Halal or not will depend on the portfolio constituting the mutual fund and shares. The legal maxim “everything is permissible (halal) unless stated proven otherwise” applies here.
In simple words: so long as the shares and mutual funds are free from any prohibited elements of the Islamic Law (Shariah), the investment is halal. The word Shariah (Islamic law) is much more comprehensive/inclusive than the predominant definition. Islam encourages trading and investment. However, it is encouraged to look deeper into the end objective and goal of the investment to ensure alignment to our existence and objective in this life.
Investments related to unethical or moral behaviors are forbidden in Islam. Islam prohibits investments in the following areas:
Financial services that feature transactions based on gambling, speculation and/or interest. Examples would include conventional banks, investment companies offering investments in the aforementioned industries, and insurance companies.
Certain food and beverages industries, most scholars agree that investing in tobacco, illegal drugs, alcohol, and other non-halal foods/beverages are prohibited.
Gambling; this means Islamic funds can not invest in online lotteries, casinos, lotto draws and betting transactions.
Some sectors in the Entertainment industry; those shariah prohibitions apply to adult entertainment products including videos, audio recordings, websites, magazines, etc.
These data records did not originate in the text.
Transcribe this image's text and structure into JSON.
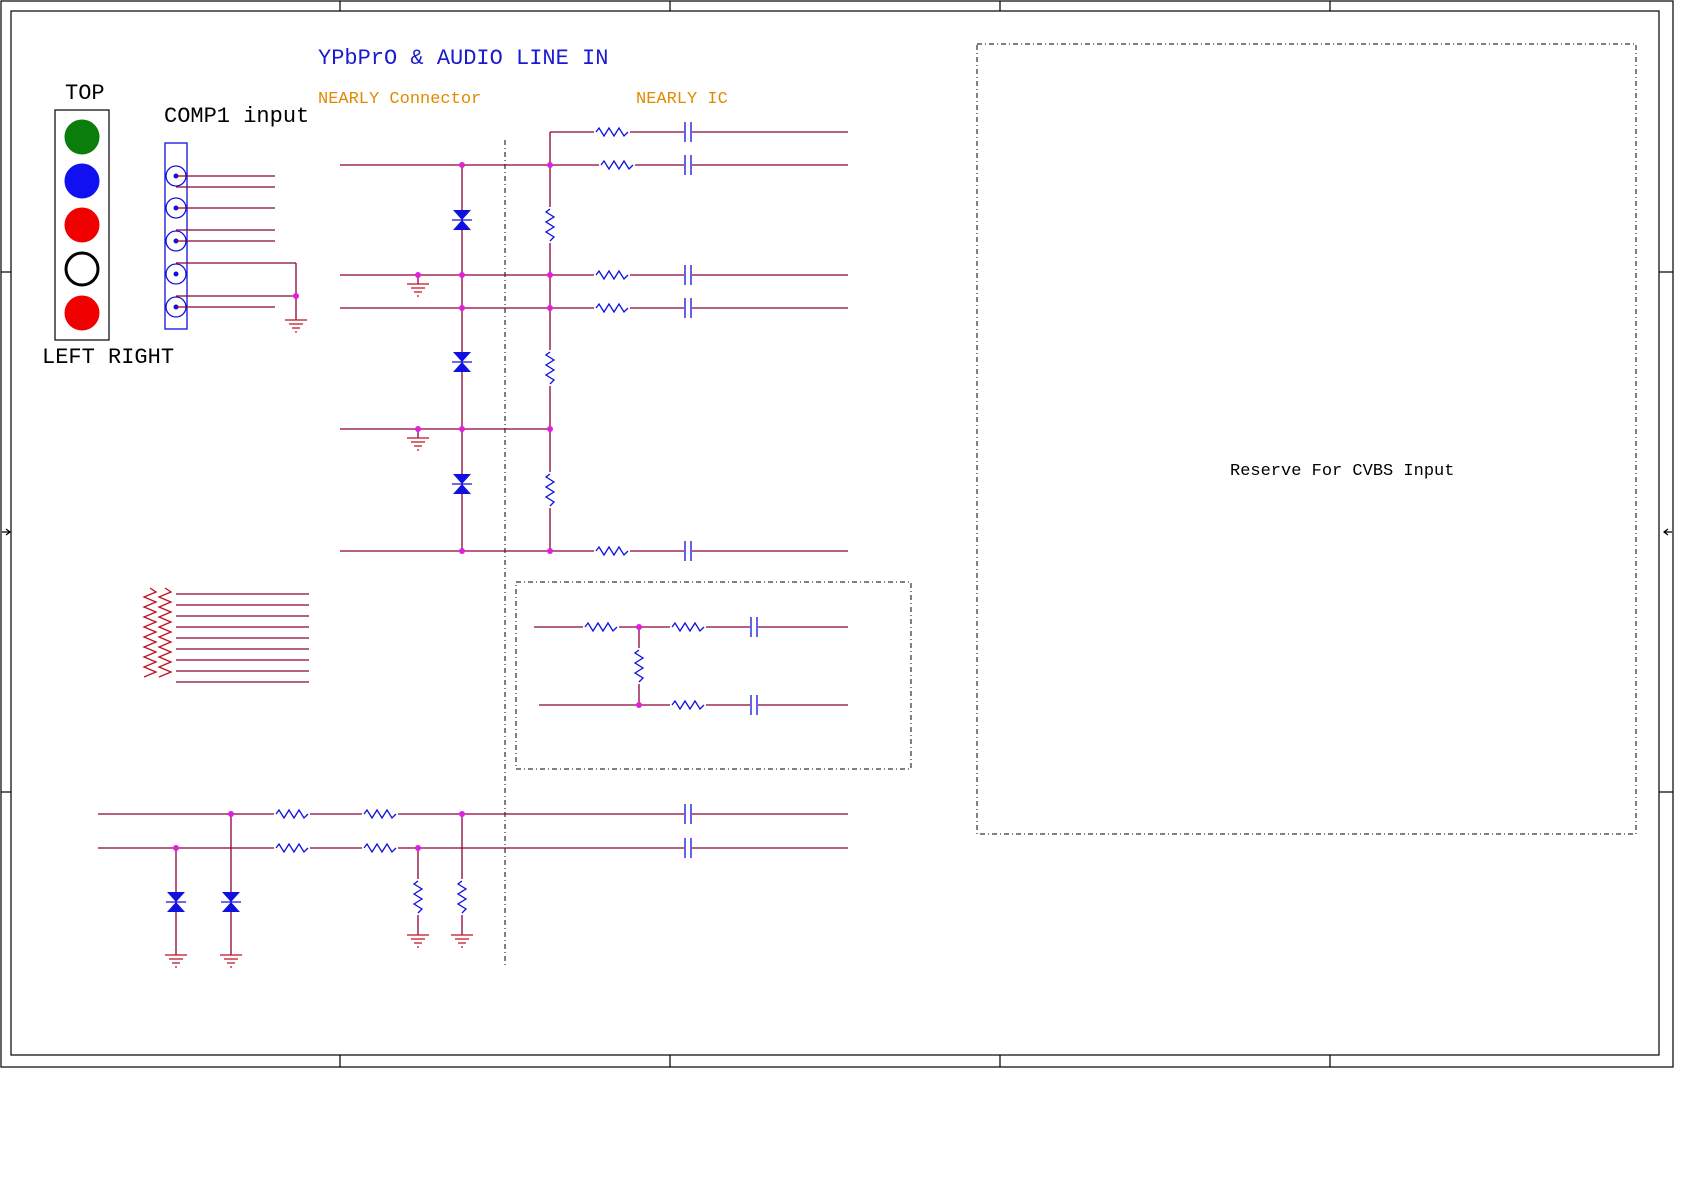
{
  "title": "YPbPrO & AUDIO LINE IN",
  "labels": {
    "connector": "NEARLY Connector",
    "ic": "NEARLY IC",
    "top": "TOP",
    "comp1": "COMP1 input",
    "left_right": "LEFT RIGHT",
    "reserve": "Reserve For CVBS Input"
  },
  "jack_colors": [
    "#0a7d0a",
    "#1010f0",
    "#f00000",
    "#ffffff",
    "#f00000"
  ]
}
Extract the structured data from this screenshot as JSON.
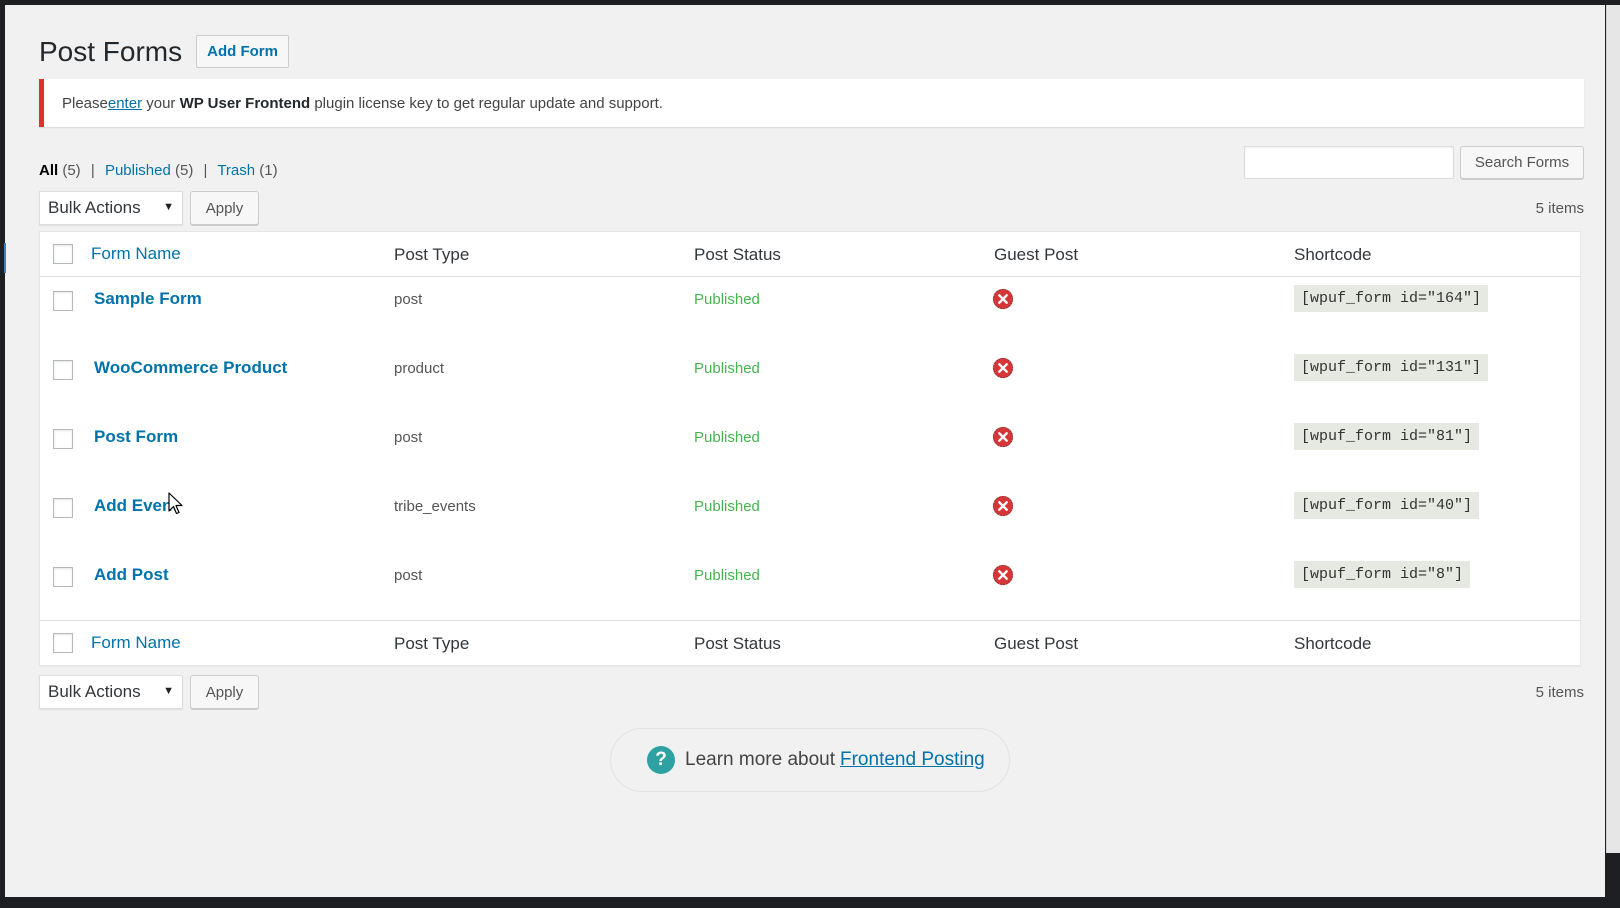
{
  "page": {
    "title": "Post Forms",
    "add_button": "Add Form"
  },
  "notice": {
    "before": "Please ",
    "link": "enter",
    "middle": " your ",
    "bold": "WP User Frontend",
    "after": " plugin license key to get regular update and support."
  },
  "filters": {
    "all_label": "All",
    "all_count": "(5)",
    "published_label": "Published",
    "published_count": "(5)",
    "trash_label": "Trash",
    "trash_count": "(1)"
  },
  "search": {
    "button": "Search Forms",
    "value": ""
  },
  "tablenav": {
    "bulk_label": "Bulk Actions",
    "apply": "Apply",
    "items_count": "5 items"
  },
  "columns": {
    "name": "Form Name",
    "post_type": "Post Type",
    "post_status": "Post Status",
    "guest_post": "Guest Post",
    "shortcode": "Shortcode"
  },
  "rows": [
    {
      "name": "Sample Form",
      "post_type": "post",
      "status": "Published",
      "guest_post_icon": "red-x-icon",
      "shortcode": "[wpuf_form id=\"164\"]"
    },
    {
      "name": "WooCommerce Product",
      "post_type": "product",
      "status": "Published",
      "guest_post_icon": "red-x-icon",
      "shortcode": "[wpuf_form id=\"131\"]"
    },
    {
      "name": "Post Form",
      "post_type": "post",
      "status": "Published",
      "guest_post_icon": "red-x-icon",
      "shortcode": "[wpuf_form id=\"81\"]"
    },
    {
      "name": "Add Event",
      "post_type": "tribe_events",
      "status": "Published",
      "guest_post_icon": "red-x-icon",
      "shortcode": "[wpuf_form id=\"40\"]"
    },
    {
      "name": "Add Post",
      "post_type": "post",
      "status": "Published",
      "guest_post_icon": "red-x-icon",
      "shortcode": "[wpuf_form id=\"8\"]"
    }
  ],
  "learn_more": {
    "text": "Learn more about",
    "link": "Frontend Posting",
    "icon": "question-icon"
  },
  "colors": {
    "link": "#0073aa",
    "published": "#46b450",
    "notice_border": "#dc3232",
    "error_icon": "#d63638",
    "help_icon": "#2ea2a2"
  }
}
The same goes to certain types of non-Islamic music and cinema products.